Rizzoli & Isles has shown that it’s self-conscious about the cost of this kind of whorishness. This week Angela Rizzoli (Lorraine Bracco), who frequently delivers the show’s sales pitches, announced that she’d been given a free car by Can’o Espress’o, because she was their salesperson of the month. (This is odd, since she is the second-in-command at a police station cafeteria, but whatever.) “They just gave this to you?” her son Frankie asked when Angie showed off the car. “I had to do a little promotion,” she admitted, as the camera revealed a giant company logo painted on the vehicle and a giant can affixed to its roof.



Meet the New Bosses

How the Republicans would run the Senate.

Even by Russian Standards, Moscow’s Anti-War March Was Surprisingly Grim

I Wrote a Novel Envisioning a Nigerian Space Program.
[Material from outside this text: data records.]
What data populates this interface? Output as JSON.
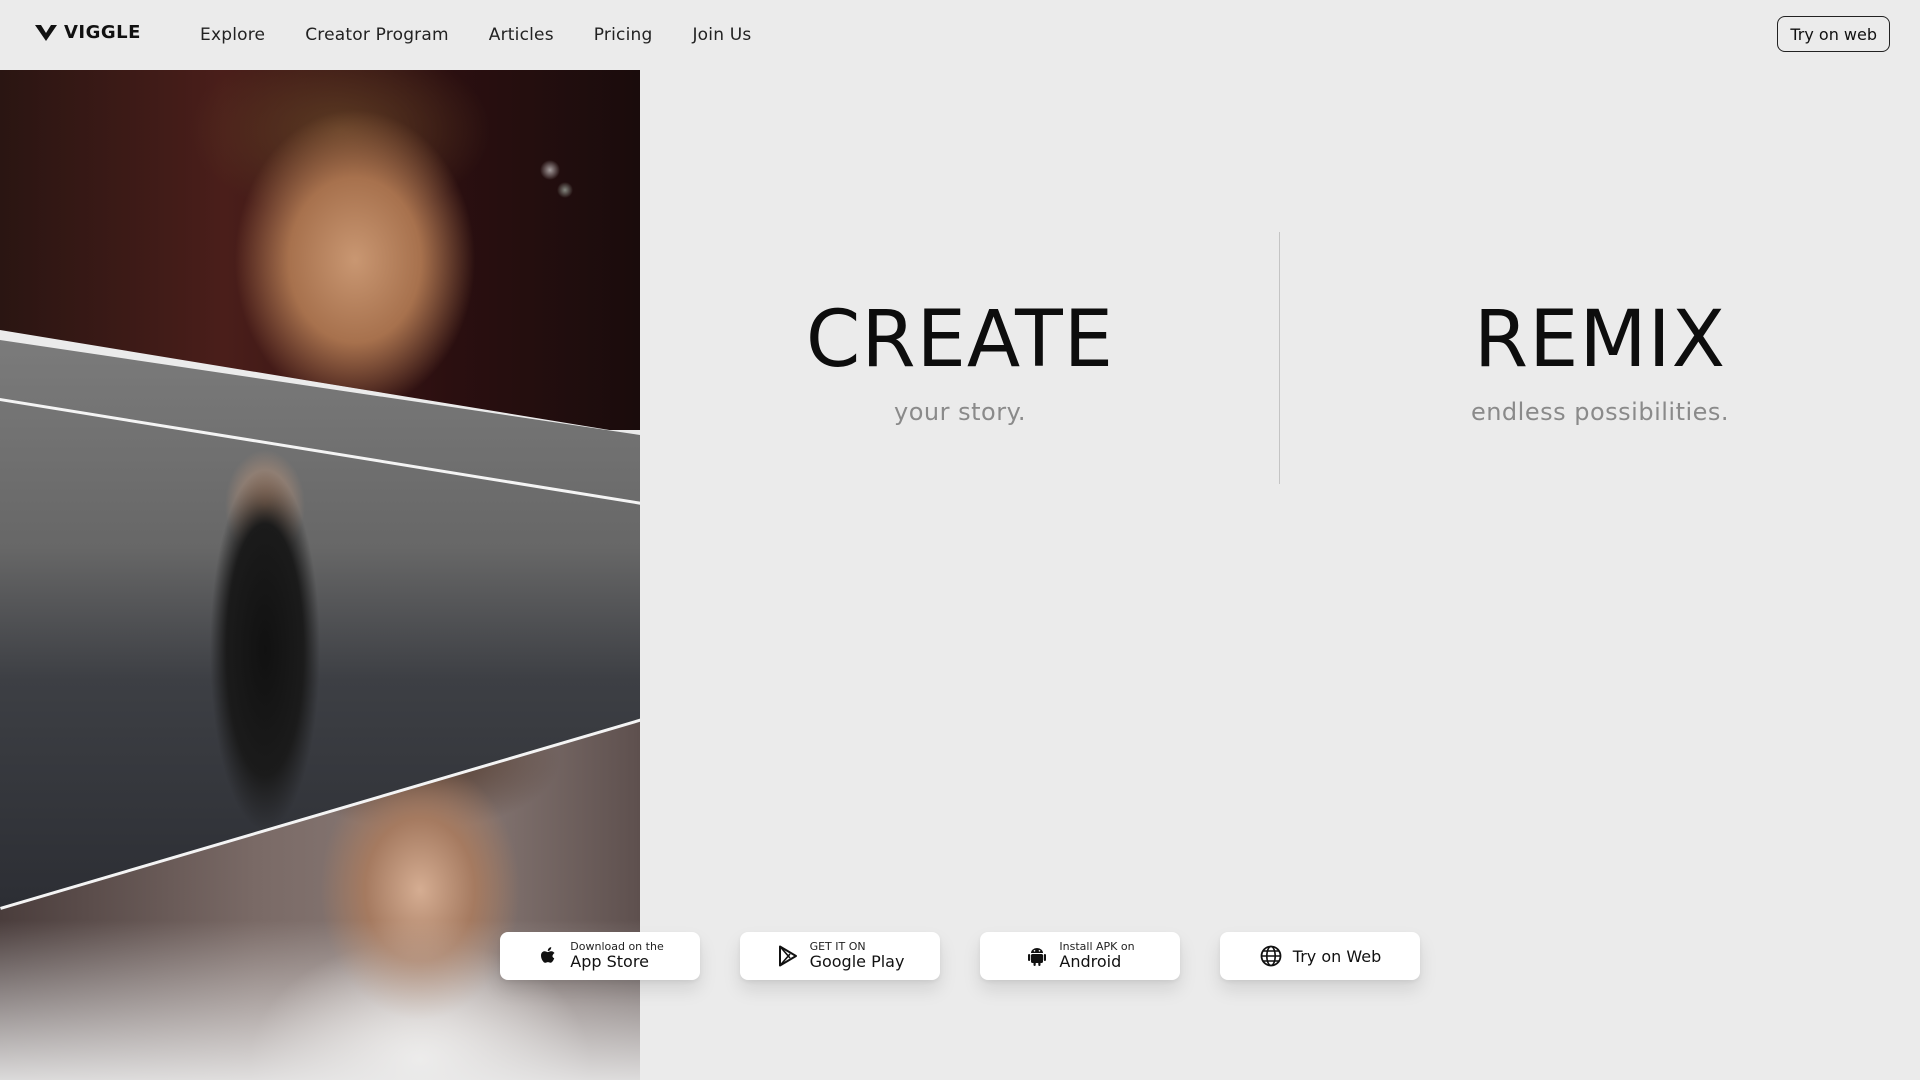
{
  "header": {
    "logo_text": "VIGGLE",
    "nav": [
      "Explore",
      "Creator Program",
      "Articles",
      "Pricing",
      "Join Us"
    ],
    "cta_label": "Try on web"
  },
  "hero": {
    "left": {
      "title": "CREATE",
      "subtitle": "your story."
    },
    "right": {
      "title": "REMIX",
      "subtitle": "endless possibilities."
    }
  },
  "downloads": {
    "app_store": {
      "small": "Download on the",
      "big": "App Store",
      "icon": "apple-icon"
    },
    "google_play": {
      "small": "GET IT ON",
      "big": "Google Play",
      "icon": "google-play-icon"
    },
    "android": {
      "small": "Install APK on",
      "big": "Android",
      "icon": "android-icon"
    },
    "web": {
      "label": "Try on Web",
      "icon": "globe-icon"
    }
  },
  "colors": {
    "background": "#ebebeb",
    "text": "#0d0d0d",
    "subtitle": "#8a8a8a",
    "button_bg": "#ffffff"
  }
}
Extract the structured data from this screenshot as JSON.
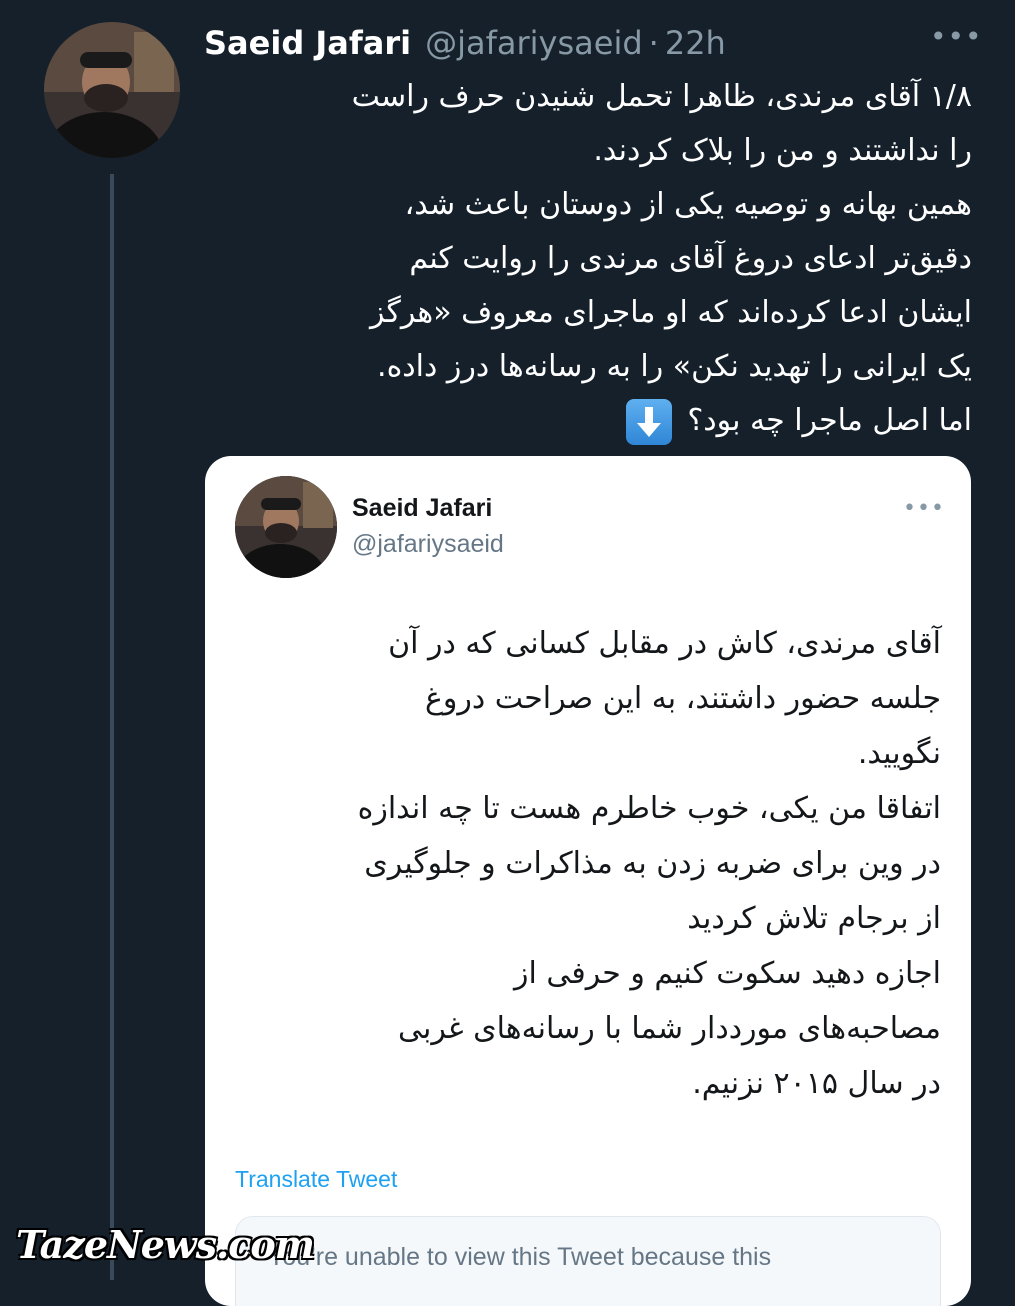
{
  "tweet": {
    "author_name": "Saeid Jafari",
    "author_handle": "@jafariysaeid",
    "separator": "·",
    "time": "22h",
    "more": "•••",
    "text_lines": [
      "۱/۸ آقای مرندی، ظاهرا تحمل شنیدن حرف راست",
      "را نداشتند و من را بلاک کردند.",
      "همین بهانه و توصیه یکی از دوستان باعث شد،",
      "دقیق‌تر ادعای دروغ آقای مرندی را روایت کنم",
      "ایشان ادعا کرده‌اند که او ماجرای معروف «هرگز",
      "یک ایرانی را تهدید نکن» را به رسانه‌ها درز داده.",
      "اما اصل ماجرا چه بود؟"
    ],
    "emoji": "down-arrow-emoji"
  },
  "quoted": {
    "author_name": "Saeid Jafari",
    "author_handle": "@jafariysaeid",
    "more": "•••",
    "text_lines": [
      "آقای مرندی، کاش در مقابل کسانی که در آن",
      "جلسه حضور داشتند، به این صراحت دروغ",
      "نگویید.",
      "اتفاقا من یکی، خوب خاطرم هست تا چه اندازه",
      "در وین برای ضربه زدن به مذاکرات و جلوگیری",
      "از برجام تلاش کردید",
      "اجازه دهید سکوت کنیم و حرفی از",
      "مصاحبه‌های مورددار شما با رسانه‌های غربی",
      "در سال ۲۰۱۵ نزنیم."
    ],
    "translate": "Translate Tweet",
    "unavailable_notice": "You’re unable to view this Tweet because this"
  },
  "watermark": "TazeNews.com",
  "colors": {
    "background": "#15202b",
    "link": "#1da1f2",
    "secondary_text": "#8899a6"
  }
}
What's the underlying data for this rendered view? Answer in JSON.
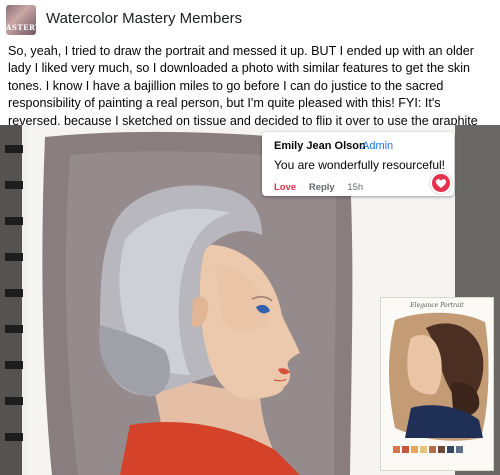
{
  "header": {
    "group_name": "Watercolor Mastery Members",
    "avatar_text": "ASTERY"
  },
  "post": {
    "text": "So, yeah, I tried to draw the portrait and messed it up. BUT I ended up with an older lady I liked very much, so I downloaded a photo with similar features to get the skin tones. I know I have a bajillion miles to go before I can do justice to the sacred responsibility of painting a real person, but I'm quite pleased with this! FYI: It's reversed, because I sketched on tissue and decided to flip it over to use the graphite that was already there to transfer it to my journal."
  },
  "comment": {
    "author": "Emily Jean Olson",
    "badge": "Admin",
    "text": "You are wonderfully resourceful!",
    "love_label": "Love",
    "reply_label": "Reply",
    "time": "15h",
    "reaction_icon": "heart-icon"
  },
  "reference_image": {
    "title": "Elegance Portrait"
  },
  "colors": {
    "love": "#e8314d",
    "admin_badge": "#1877f2",
    "background": "#5a5a58"
  }
}
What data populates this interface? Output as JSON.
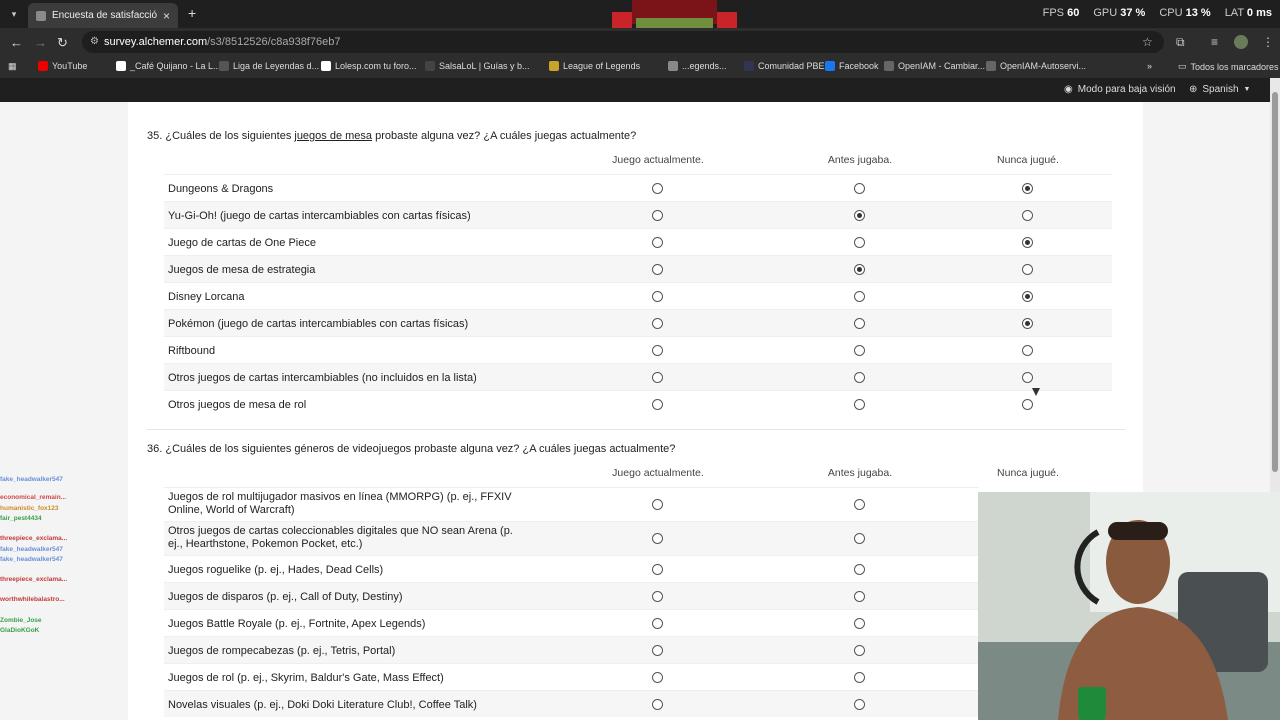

Then I Learned Nigeria Actually Has One.

The Best Thing About the People’s Climate March in NYC

Friends Was the Last Purely Pleasurable Sitcom

The Eye

This Whimsical Driverless Car Imagines Transportation in 2059

Medical Examiner

Did America Get Fat by Drinking Diet Soda?  

A high-profile study points the finger at artificial sweeteners.

The Government Is Giving Millions of Dollars in Electric-Car Subsidies to the Wrong Drivers

John Oliver Debunks the Miss America Pageant’s Claim That It Gives Out $45 Million in Scholarships

Trending News Channel
Sept. 20 2014 11:13 AM Watch Flashes of Lightning Created in a Lab  
  News & Politics
The World
Sept. 22 2014 12:30 PM Turkey Just Got Forty-Six Hostages Back From ISIS. How Did That Happen?
Sept. 22 2014 12:44 PM The U.S. Is So, So Far Behind Europe on Clean Energy
Lexicon Valley
Sept. 22 2014 1:22 PM Is Arabic Really Just One Language? 
  Double X
The XX Factor
Sept. 22 2014 12:29 PM Escaping the Extreme Christian Fundamentalism of "Quiverfull"
  Slate Plus
Sept. 22 2014 8:08 AM Slate Voice: “Why Is So Much Honey Clover Honey?” Mike Vuolo shares the story of your honey.
Sept. 22 2014 1:10 PM One Photographer’s Beautiful and Devastating Response to Climate Change
Future Tense
Sept. 22 2014 12:14 PM Family Court Rules That You Can Serve Someone With Legal Papers Over Facebook
  Health & Science
Sept. 22 2014 12:15 PM The Changing Face of Climate Change Will the leaders of the People’s Climate March now lead the movement?
Sports Nut
Sept. 18 2014 11:42 AM Grandmaster Clash One of the most amazing feats in chess history just happened, and no one noticed.